Whatever you feel about horror or cosmic horror, you can never realty accuse director Zach Donohue of being unambitious. “The Unknowable” is a richly constructed horror film that takes influence from sub-genres like lo-fi horror and true crime documentaries for one of the more unnerving horror films I’ve seen in a while. Its H.P. Lovecraft meets Justin Benson and Aaron Moorhead, with a touch of David Cronenberg for good measure.
“The Unknowable” is a faux-True Crime horror documentary about the Wilcox family, who moved to a remote property in the Mojave Desert in 1948, compelled by visions of a strange alien species.
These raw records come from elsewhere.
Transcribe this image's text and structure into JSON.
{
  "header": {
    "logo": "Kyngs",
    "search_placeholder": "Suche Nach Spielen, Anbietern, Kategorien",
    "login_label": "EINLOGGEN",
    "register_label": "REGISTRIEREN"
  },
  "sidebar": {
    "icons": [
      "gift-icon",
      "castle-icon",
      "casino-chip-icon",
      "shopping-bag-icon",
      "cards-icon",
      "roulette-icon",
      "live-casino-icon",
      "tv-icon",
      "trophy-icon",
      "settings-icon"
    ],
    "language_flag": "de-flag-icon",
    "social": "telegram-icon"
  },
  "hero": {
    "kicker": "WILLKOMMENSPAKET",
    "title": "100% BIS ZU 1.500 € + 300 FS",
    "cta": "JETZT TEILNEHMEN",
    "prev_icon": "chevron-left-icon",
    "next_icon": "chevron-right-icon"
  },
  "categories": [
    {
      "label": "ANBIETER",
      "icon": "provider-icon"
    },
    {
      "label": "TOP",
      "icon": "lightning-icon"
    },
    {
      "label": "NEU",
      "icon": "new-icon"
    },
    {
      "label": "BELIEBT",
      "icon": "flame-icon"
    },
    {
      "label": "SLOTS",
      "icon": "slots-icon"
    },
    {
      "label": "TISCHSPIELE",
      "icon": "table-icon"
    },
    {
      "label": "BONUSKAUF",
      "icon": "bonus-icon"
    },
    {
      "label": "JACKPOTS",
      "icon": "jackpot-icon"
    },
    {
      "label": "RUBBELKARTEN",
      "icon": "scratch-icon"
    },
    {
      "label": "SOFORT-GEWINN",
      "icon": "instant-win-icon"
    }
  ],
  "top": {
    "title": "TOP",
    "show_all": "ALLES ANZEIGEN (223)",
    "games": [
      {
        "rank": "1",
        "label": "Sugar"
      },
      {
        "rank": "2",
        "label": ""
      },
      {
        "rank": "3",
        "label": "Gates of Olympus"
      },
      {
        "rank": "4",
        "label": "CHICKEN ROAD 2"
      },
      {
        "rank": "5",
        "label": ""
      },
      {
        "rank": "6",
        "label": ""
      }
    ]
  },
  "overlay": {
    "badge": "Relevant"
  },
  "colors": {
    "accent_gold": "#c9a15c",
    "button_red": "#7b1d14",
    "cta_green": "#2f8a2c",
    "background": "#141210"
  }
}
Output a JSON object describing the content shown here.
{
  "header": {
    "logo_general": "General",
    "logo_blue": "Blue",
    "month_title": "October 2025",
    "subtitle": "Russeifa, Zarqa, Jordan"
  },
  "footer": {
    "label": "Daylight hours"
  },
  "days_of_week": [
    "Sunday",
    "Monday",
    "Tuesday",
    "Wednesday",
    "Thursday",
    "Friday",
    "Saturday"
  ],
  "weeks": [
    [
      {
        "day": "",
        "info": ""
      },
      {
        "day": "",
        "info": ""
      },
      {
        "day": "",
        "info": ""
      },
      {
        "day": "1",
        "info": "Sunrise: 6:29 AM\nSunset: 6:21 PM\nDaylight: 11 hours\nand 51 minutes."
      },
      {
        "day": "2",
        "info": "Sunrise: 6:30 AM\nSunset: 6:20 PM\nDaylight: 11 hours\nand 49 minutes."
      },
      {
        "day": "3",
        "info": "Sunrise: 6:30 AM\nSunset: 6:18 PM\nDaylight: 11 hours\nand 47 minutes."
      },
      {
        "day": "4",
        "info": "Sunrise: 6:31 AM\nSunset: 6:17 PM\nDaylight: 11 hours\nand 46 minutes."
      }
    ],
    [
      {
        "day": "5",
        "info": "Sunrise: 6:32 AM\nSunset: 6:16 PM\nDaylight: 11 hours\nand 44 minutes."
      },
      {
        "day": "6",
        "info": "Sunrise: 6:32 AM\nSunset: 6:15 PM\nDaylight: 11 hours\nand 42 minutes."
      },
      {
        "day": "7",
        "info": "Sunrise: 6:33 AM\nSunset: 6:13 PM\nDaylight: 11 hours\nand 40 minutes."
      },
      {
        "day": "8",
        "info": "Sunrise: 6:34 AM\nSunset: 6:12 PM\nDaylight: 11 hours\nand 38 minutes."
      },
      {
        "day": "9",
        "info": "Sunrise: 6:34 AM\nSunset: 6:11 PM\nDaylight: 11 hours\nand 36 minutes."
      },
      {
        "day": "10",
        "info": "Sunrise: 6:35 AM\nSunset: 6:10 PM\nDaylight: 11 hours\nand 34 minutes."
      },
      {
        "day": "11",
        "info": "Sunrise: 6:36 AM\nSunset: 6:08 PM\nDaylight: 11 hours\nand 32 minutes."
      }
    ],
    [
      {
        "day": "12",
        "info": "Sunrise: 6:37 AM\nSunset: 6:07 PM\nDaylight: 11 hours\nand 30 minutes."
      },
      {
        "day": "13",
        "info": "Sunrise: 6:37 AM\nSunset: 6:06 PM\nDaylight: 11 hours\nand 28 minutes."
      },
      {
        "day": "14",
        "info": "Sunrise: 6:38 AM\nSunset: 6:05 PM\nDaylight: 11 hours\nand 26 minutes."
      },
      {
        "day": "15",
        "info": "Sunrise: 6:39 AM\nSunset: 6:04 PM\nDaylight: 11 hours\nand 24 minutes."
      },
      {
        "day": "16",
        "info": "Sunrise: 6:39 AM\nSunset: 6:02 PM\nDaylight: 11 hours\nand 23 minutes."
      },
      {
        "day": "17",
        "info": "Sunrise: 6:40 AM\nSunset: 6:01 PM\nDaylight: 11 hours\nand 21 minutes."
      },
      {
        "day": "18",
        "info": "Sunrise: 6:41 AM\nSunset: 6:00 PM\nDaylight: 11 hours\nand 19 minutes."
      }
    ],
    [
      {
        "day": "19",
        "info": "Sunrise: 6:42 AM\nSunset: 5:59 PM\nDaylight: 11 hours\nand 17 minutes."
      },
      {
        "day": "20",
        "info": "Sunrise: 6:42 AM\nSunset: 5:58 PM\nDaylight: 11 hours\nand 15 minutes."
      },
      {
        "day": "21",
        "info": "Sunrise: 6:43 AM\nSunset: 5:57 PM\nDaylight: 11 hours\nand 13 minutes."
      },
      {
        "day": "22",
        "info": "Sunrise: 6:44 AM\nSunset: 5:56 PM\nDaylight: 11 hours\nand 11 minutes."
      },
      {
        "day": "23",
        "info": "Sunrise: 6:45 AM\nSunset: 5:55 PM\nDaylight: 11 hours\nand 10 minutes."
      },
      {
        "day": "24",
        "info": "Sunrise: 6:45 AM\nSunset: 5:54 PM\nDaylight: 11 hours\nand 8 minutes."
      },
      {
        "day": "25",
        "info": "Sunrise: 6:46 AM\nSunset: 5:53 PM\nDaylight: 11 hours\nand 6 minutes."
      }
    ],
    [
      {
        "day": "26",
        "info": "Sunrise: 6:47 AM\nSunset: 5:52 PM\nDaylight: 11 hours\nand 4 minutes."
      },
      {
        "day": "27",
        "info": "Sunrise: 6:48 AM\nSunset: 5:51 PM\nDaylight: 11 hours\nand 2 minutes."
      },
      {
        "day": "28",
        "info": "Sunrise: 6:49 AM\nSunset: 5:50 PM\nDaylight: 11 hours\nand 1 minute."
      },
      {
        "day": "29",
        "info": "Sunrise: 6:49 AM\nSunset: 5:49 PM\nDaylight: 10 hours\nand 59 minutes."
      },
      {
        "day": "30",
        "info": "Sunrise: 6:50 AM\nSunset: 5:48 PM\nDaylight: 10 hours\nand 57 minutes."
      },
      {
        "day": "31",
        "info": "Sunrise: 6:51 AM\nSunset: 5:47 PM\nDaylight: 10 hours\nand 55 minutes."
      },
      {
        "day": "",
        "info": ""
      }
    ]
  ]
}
The family spent the year attempting to make contact — but in that time, would draw the unwanted attention of other more malevolent and unspeakable forces, becoming the subjects of the most disturbing unsolved mystery the world we live in would never know… until now.
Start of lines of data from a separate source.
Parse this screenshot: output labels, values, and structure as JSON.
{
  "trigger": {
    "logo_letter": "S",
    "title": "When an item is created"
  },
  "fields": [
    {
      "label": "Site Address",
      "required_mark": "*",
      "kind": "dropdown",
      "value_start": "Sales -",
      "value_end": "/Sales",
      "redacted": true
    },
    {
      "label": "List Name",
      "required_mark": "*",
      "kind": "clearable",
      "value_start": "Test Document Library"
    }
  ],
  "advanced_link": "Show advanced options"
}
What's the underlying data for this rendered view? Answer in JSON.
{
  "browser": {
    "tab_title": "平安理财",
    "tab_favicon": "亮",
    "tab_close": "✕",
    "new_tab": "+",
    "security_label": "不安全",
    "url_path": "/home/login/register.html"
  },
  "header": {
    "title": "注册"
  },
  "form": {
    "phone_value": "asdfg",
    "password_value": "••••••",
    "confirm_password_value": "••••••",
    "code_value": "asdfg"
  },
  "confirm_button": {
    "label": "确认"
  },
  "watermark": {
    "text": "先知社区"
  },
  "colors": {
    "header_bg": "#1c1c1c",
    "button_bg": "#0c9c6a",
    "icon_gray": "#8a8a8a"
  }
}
One of the shining elements of “The Unknowable” is director Donohue is able to compensate for the inherent lack of budget with the great use of public domain footage. Ace editing and some great use of stock footage allow Donohue to build his scary tale that is at its root a tale about pure evil being realized. Donohue films his production through a black and white, grainy lens, and doesn’t feature a single speaking role. Instead the majority if the production is enthusiastically narrated by Kevin Swamstrom who often sounds like Robert Stack a la “Unsolved Mysteries.”
A lot of the story of the Wilcox family is teeming with supernatural and occult themes, and it might tickle the fancy of folks that love horror hybrids. Donohue is able to utilize his footage very well, emphasizing the inherent lunacy of the events that unfold. I am usually not a fan of public domain footage, but director Donohue does a bang up job using them as tools to punctuate the sheer horror working as a backdrop for these characters. “The Unknowable” was originally presented as a ten chapter series online, but it works very well as a multi-chapter horror film. I’m glad Zach Donohue is releasing it as a feature, because it’s a unique and creepy genre entry that deserves an audience.